Deputy First Minister Jim Wallace is to stand down as leader of the Scottish Liberal Democrats.
Jim Wallace believes it is the right time for him to move on
Mr Wallace will also leave the Scottish Parliament in 2007.
He said he had been considering his position for some time and wanted to make way for fresh blood in his party following the general election.
The Orkney politician said the Lib Dems' success in last week's poll meant he could hand over a confident party to his successor.
Mr Wallace, who is a QC, fought strongly for the Scottish Parliament to be set up and has held his ministerial position for the past six years.
The 50-year-old has been leader of the Lib Dems in Scotland for the past 13 years and played a prominent part in the general election campaign.
Speaking on BBC Scotland's Good Morning Scotland programme Mr Wallace said the time was right for him to go.
He said: "We had tremendous election results on Thursday night and I thought it was the right time to hand over to a successor.
"I think there's always a problem that party leaders have of not quite knowing when you've overstayed your welcome.
"I don't want to really encounter that problem.
"I'd rather go now and I can go knowing that I'm handing on a party that's in good form, it's confident and is clearly moving forward."
However, despite pleas from some of his close colleagues to carry on Mr Wallace said he would not change his mind.
"I've had a pretty exciting time" he explained. "But I always think it's probably better that you go when people are saying 'why are you going?' than 'when is he going?'.
"It's really something that's formulated over recent weeks and months and I wanted to wait until the general election was out of the way before making an announcement.
Out with the old... Mr Wallace with new MP Jo Swinson
"When you make that decision it's very difficult to go back on it. There's almost a credibility issue if you say you're going and then you come back - It's sort of political hokey cokey and that's not my style."
Mr Wallace said he had not thought about the future but that he had two years to think about his options.
He added: "I think there's still time for me to do something different. I don't know what it is but I will certainly miss much of the work I have been doing.
"There's a very special thing about being a member of parliament or a member of the Scottish Parliament you do have a relationship with the community which is very special, it's meant a lot to me, and clearly that's something which I'll miss."
Mr Wallace said he planned to stand down officially as leader at the end of June and from there it was up to the party to set the timetable for electing a new leader.
He said he thought a leadership battle would be "healthy" for the party.
A party spokesman said: "The party executive will have to decide on what timetable to set to elect a new leader but we would envisage an election in the next couple of months. The post will only be open to MSPs."
Nicol Stephen, the transport minister, Tavish Scott, the deputy minister for finance and public services, and backbencher Mike Rumbles are potential contenders.
Mr Rumbles spoke of his shock at the news and paid tribute to Mr Wallace's "terrific" achievements.
"I'm shocked actually, I wasn't expecting it," said Mr Rumbles. "He's done a terrific job and I understand why he's leaving on a high.

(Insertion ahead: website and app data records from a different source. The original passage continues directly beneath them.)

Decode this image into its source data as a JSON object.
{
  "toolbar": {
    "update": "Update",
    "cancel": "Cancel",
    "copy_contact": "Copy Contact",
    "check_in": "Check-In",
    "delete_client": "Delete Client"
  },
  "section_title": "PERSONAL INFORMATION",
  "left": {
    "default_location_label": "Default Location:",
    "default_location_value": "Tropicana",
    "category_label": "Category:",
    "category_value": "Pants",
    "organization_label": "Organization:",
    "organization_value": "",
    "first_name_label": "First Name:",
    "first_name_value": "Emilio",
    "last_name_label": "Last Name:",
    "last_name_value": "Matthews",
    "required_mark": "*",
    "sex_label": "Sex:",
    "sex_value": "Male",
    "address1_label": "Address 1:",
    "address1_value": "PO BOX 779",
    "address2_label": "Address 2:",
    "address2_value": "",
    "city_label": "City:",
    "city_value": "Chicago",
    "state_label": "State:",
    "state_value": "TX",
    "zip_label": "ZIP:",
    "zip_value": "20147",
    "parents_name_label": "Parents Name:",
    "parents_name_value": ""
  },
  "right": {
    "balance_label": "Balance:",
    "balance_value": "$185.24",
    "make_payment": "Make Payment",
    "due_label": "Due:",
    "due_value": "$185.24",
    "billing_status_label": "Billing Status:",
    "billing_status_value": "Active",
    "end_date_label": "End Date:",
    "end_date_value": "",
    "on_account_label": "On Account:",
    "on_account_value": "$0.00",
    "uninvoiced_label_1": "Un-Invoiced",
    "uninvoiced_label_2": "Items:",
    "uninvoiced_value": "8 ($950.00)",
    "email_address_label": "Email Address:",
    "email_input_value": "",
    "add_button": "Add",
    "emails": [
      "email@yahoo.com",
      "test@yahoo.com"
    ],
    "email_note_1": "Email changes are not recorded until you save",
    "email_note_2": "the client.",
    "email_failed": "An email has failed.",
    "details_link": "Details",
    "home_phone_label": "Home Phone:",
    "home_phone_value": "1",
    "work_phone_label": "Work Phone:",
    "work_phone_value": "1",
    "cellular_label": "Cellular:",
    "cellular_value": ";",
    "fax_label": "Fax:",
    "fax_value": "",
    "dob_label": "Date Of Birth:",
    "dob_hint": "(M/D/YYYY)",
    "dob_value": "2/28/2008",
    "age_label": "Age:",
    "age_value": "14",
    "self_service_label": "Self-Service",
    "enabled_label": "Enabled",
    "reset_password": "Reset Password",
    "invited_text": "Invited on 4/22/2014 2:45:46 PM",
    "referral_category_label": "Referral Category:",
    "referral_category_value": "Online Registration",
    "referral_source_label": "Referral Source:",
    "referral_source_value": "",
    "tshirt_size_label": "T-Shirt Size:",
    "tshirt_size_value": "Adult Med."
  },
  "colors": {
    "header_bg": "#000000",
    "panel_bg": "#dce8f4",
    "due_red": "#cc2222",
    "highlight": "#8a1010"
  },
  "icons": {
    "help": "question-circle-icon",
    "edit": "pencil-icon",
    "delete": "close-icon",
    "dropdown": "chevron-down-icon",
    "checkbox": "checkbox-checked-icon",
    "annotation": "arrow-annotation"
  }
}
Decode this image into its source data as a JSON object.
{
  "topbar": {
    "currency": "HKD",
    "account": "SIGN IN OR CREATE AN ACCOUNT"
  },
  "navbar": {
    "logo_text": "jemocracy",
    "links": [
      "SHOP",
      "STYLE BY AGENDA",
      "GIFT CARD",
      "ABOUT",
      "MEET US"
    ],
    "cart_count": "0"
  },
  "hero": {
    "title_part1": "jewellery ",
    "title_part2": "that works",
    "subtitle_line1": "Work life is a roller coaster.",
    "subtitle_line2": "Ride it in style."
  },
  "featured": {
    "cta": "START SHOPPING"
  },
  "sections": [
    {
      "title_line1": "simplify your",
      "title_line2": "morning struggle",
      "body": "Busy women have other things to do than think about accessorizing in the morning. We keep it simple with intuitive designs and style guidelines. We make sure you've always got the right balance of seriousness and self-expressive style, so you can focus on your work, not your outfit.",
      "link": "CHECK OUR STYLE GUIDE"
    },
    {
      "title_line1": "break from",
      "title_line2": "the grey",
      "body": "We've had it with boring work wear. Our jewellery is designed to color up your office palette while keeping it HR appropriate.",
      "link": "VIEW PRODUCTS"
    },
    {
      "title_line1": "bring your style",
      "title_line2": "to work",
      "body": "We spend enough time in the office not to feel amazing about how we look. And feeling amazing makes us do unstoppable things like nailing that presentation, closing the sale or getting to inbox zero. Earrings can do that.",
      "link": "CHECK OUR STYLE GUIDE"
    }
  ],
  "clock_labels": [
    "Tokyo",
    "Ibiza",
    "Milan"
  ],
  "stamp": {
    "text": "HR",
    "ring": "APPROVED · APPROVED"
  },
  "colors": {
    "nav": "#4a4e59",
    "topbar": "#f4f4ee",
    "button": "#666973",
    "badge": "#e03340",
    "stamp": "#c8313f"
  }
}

"I can see why Jim has decided this would be an appropriate time to go as it will give someone else time to make a impact before the next Holyrood polls.
He declined to discuss if he would be running for the leadership.
A spokesman for the Scottish Executive would make no comment on Mr Wallace's departure.
He said that as a result of the Partnership Agreement between Labour and the Liberal Democrats, the new leader of the Lib Dems would take over automatically as deputy first minister.